Materials provided —
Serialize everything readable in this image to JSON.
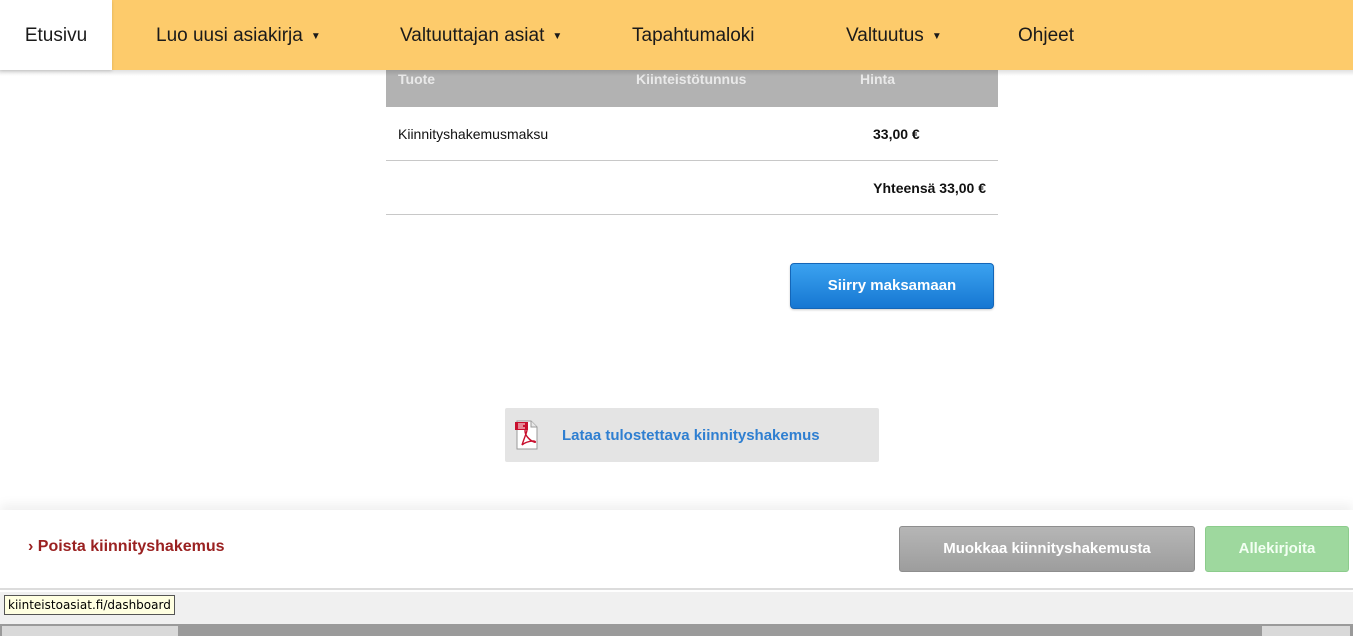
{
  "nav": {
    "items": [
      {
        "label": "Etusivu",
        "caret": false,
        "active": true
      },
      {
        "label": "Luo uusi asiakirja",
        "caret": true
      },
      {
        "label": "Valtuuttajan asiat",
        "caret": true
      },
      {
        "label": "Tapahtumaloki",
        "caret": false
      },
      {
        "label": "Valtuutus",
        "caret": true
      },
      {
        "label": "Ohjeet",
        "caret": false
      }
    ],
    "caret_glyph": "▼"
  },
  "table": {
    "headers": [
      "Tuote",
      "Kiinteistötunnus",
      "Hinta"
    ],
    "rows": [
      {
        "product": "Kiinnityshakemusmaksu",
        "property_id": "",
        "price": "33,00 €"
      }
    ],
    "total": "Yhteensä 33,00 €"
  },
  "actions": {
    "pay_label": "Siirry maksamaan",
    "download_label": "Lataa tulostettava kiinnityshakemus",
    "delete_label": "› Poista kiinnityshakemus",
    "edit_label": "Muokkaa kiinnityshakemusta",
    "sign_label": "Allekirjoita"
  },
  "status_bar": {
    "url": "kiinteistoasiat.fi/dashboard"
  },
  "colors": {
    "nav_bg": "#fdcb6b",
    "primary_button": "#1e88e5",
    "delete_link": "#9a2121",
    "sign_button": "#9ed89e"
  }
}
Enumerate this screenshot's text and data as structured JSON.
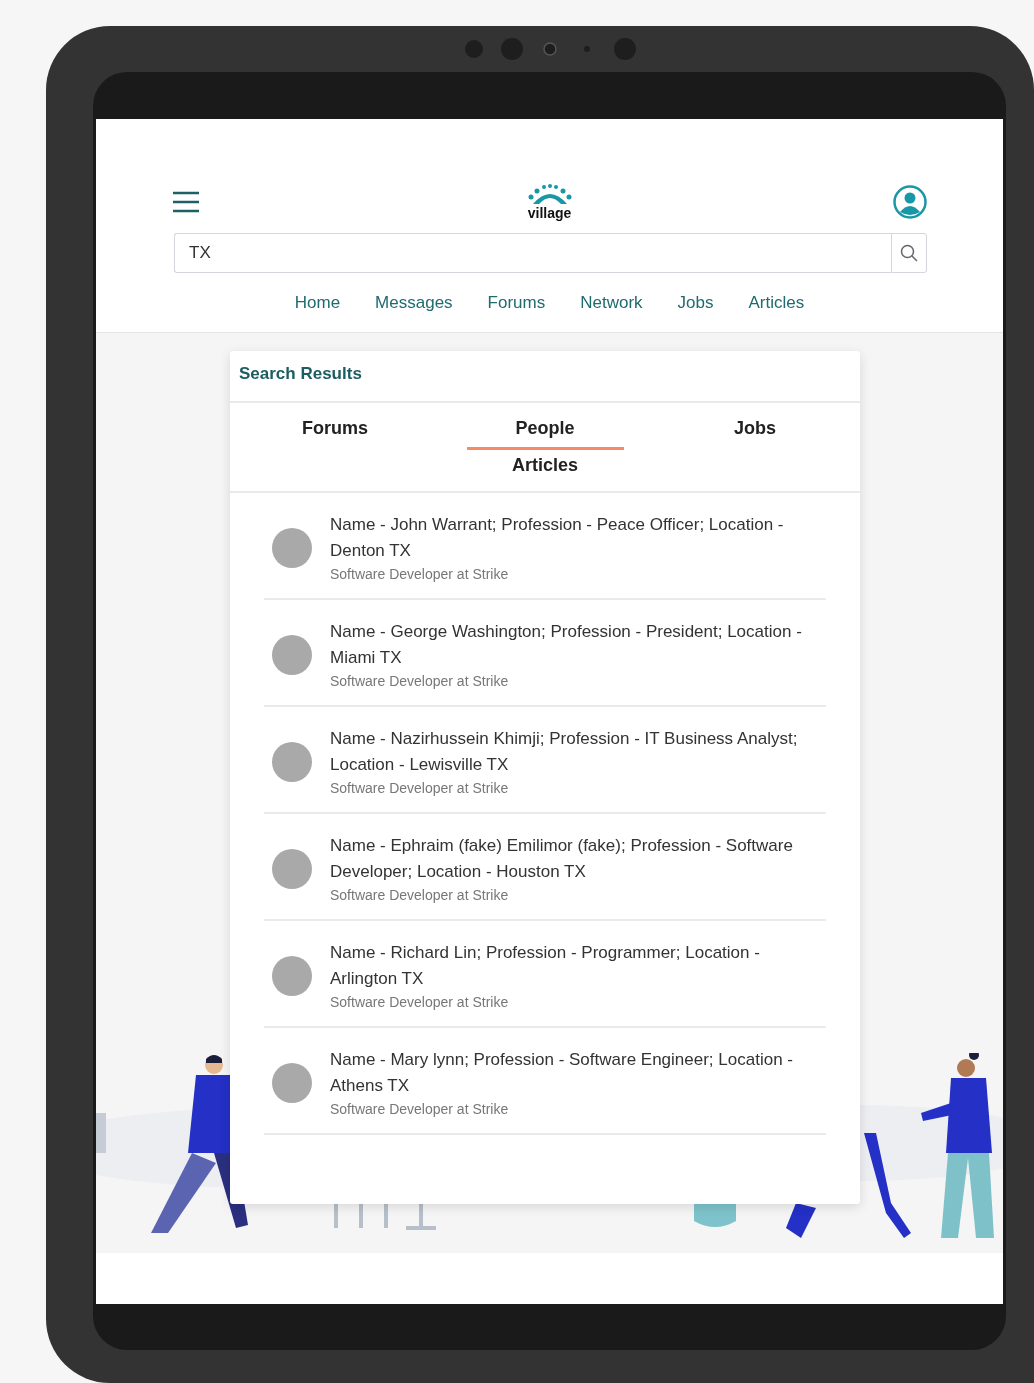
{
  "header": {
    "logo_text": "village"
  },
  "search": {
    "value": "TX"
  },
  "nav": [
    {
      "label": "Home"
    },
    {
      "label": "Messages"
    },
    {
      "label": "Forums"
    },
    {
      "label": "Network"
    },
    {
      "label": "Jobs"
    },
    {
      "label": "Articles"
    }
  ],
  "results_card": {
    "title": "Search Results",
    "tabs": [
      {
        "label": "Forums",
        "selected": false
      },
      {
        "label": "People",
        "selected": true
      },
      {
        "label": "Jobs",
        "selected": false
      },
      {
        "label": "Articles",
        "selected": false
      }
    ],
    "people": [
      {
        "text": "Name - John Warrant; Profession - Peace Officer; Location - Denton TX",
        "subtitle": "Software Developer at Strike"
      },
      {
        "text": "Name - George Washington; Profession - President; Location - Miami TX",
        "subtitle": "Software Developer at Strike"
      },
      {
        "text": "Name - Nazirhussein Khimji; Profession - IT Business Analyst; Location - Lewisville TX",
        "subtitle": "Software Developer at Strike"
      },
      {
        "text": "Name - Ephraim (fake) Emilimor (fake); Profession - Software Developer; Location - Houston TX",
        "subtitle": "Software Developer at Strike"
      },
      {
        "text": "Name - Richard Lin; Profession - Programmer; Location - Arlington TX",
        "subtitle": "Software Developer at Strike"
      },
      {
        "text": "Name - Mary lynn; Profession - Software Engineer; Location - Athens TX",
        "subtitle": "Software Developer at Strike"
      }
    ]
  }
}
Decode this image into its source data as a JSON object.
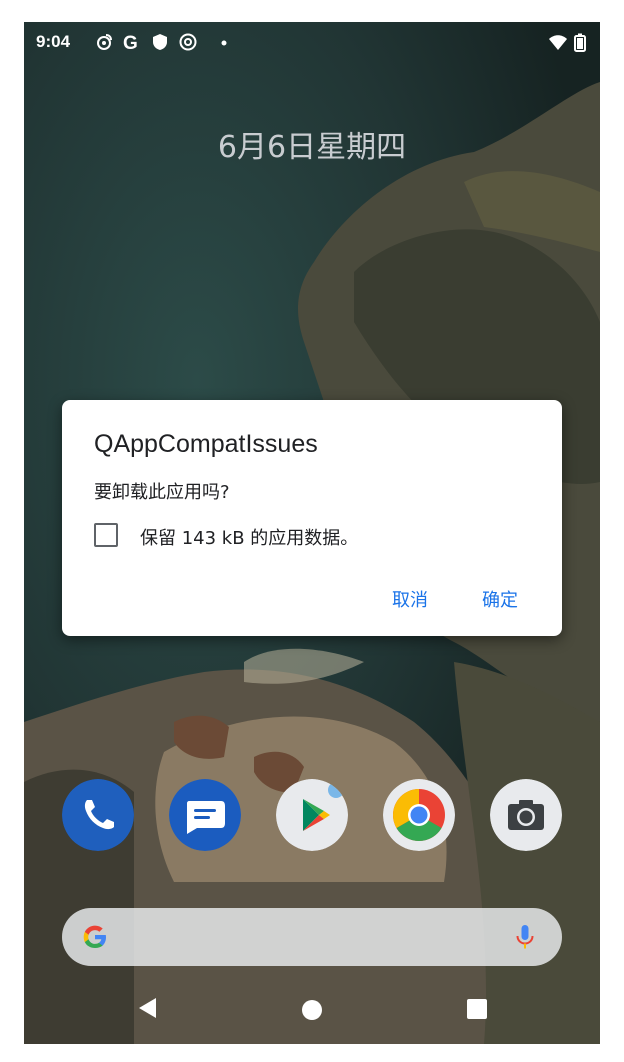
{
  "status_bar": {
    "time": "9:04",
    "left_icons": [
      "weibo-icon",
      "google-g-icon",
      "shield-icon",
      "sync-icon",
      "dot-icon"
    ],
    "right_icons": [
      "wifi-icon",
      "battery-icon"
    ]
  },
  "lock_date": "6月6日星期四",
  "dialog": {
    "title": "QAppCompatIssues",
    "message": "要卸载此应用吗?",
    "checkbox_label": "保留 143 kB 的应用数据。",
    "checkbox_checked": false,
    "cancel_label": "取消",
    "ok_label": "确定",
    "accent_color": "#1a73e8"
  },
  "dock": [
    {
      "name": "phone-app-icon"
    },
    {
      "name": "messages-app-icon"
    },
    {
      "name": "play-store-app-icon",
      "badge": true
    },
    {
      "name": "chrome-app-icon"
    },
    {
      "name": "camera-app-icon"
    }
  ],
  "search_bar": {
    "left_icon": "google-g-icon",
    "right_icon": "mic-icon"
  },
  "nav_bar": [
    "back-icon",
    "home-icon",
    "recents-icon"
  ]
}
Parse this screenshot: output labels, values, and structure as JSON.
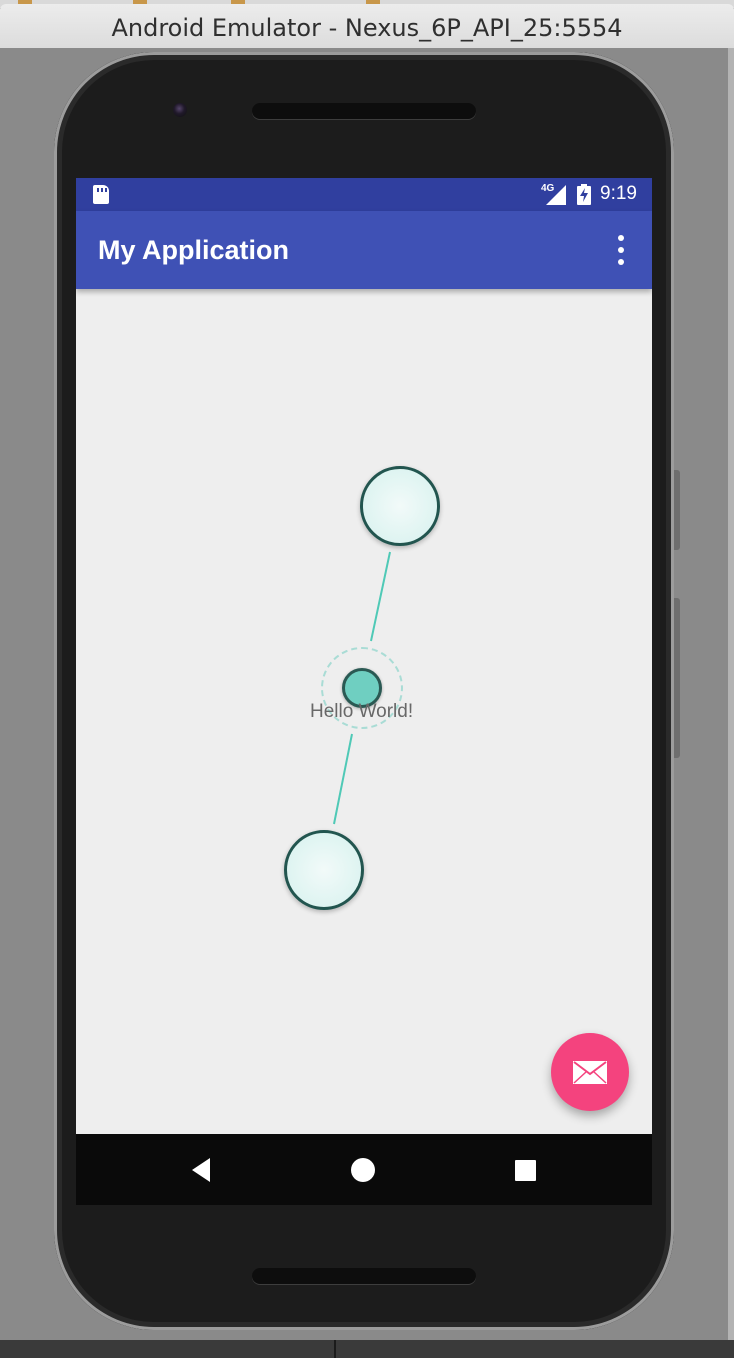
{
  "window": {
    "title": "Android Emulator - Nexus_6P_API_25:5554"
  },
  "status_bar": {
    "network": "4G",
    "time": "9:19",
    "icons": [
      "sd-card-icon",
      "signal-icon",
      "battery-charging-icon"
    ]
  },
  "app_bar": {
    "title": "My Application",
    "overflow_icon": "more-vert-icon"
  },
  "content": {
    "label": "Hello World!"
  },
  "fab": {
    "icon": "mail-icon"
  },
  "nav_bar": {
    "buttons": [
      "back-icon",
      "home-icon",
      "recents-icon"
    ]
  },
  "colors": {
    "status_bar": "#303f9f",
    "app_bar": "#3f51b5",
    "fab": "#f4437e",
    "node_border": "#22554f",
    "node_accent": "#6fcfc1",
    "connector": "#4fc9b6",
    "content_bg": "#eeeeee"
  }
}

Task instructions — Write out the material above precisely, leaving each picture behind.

Problem solution —
Serialize everything readable in this image to JSON.
{
  "nav": {
    "items": [
      {
        "label": "Etusivu",
        "caret": false,
        "active": true
      },
      {
        "label": "Luo uusi asiakirja",
        "caret": true
      },
      {
        "label": "Valtuuttajan asiat",
        "caret": true
      },
      {
        "label": "Tapahtumaloki",
        "caret": false
      },
      {
        "label": "Valtuutus",
        "caret": true
      },
      {
        "label": "Ohjeet",
        "caret": false
      }
    ],
    "caret_glyph": "▼"
  },
  "table": {
    "headers": [
      "Tuote",
      "Kiinteistötunnus",
      "Hinta"
    ],
    "rows": [
      {
        "product": "Kiinnityshakemusmaksu",
        "property_id": "",
        "price": "33,00 €"
      }
    ],
    "total": "Yhteensä 33,00 €"
  },
  "actions": {
    "pay_label": "Siirry maksamaan",
    "download_label": "Lataa tulostettava kiinnityshakemus",
    "delete_label": "› Poista kiinnityshakemus",
    "edit_label": "Muokkaa kiinnityshakemusta",
    "sign_label": "Allekirjoita"
  },
  "status_bar": {
    "url": "kiinteistoasiat.fi/dashboard"
  },
  "colors": {
    "nav_bg": "#fdcb6b",
    "primary_button": "#1e88e5",
    "delete_link": "#9a2121",
    "sign_button": "#9ed89e"
  }
}
Enumerate this screenshot's text and data as structured JSON.
{
  "header": {
    "logo_text": "village"
  },
  "search": {
    "value": "TX"
  },
  "nav": [
    {
      "label": "Home"
    },
    {
      "label": "Messages"
    },
    {
      "label": "Forums"
    },
    {
      "label": "Network"
    },
    {
      "label": "Jobs"
    },
    {
      "label": "Articles"
    }
  ],
  "results_card": {
    "title": "Search Results",
    "tabs": [
      {
        "label": "Forums",
        "selected": false
      },
      {
        "label": "People",
        "selected": true
      },
      {
        "label": "Jobs",
        "selected": false
      },
      {
        "label": "Articles",
        "selected": false
      }
    ],
    "people": [
      {
        "text": "Name - John Warrant; Profession - Peace Officer; Location - Denton TX",
        "subtitle": "Software Developer at Strike"
      },
      {
        "text": "Name - George Washington; Profession - President; Location - Miami TX",
        "subtitle": "Software Developer at Strike"
      },
      {
        "text": "Name - Nazirhussein Khimji; Profession - IT Business Analyst; Location - Lewisville TX",
        "subtitle": "Software Developer at Strike"
      },
      {
        "text": "Name - Ephraim (fake) Emilimor (fake); Profession - Software Developer; Location - Houston TX",
        "subtitle": "Software Developer at Strike"
      },
      {
        "text": "Name - Richard Lin; Profession - Programmer; Location - Arlington TX",
        "subtitle": "Software Developer at Strike"
      },
      {
        "text": "Name - Mary lynn; Profession - Software Engineer; Location - Athens TX",
        "subtitle": "Software Developer at Strike"
      }
    ]
  }
}
Decode this image into its source data as a JSON object.
{
  "status_bar": {
    "time": "9:04",
    "left_icons": [
      "weibo-icon",
      "google-g-icon",
      "shield-icon",
      "sync-icon",
      "dot-icon"
    ],
    "right_icons": [
      "wifi-icon",
      "battery-icon"
    ]
  },
  "lock_date": "6月6日星期四",
  "dialog": {
    "title": "QAppCompatIssues",
    "message": "要卸载此应用吗?",
    "checkbox_label": "保留 143 kB 的应用数据。",
    "checkbox_checked": false,
    "cancel_label": "取消",
    "ok_label": "确定",
    "accent_color": "#1a73e8"
  },
  "dock": [
    {
      "name": "phone-app-icon"
    },
    {
      "name": "messages-app-icon"
    },
    {
      "name": "play-store-app-icon",
      "badge": true
    },
    {
      "name": "chrome-app-icon"
    },
    {
      "name": "camera-app-icon"
    }
  ],
  "search_bar": {
    "left_icon": "google-g-icon",
    "right_icon": "mic-icon"
  },
  "nav_bar": [
    "back-icon",
    "home-icon",
    "recents-icon"
  ]
}
Parse this screenshot: output labels, values, and structure as JSON.
{
  "window": {
    "title": "Android Emulator - Nexus_6P_API_25:5554"
  },
  "status_bar": {
    "network": "4G",
    "time": "9:19",
    "icons": [
      "sd-card-icon",
      "signal-icon",
      "battery-charging-icon"
    ]
  },
  "app_bar": {
    "title": "My Application",
    "overflow_icon": "more-vert-icon"
  },
  "content": {
    "label": "Hello World!"
  },
  "fab": {
    "icon": "mail-icon"
  },
  "nav_bar": {
    "buttons": [
      "back-icon",
      "home-icon",
      "recents-icon"
    ]
  },
  "colors": {
    "status_bar": "#303f9f",
    "app_bar": "#3f51b5",
    "fab": "#f4437e",
    "node_border": "#22554f",
    "node_accent": "#6fcfc1",
    "connector": "#4fc9b6",
    "content_bg": "#eeeeee"
  }
}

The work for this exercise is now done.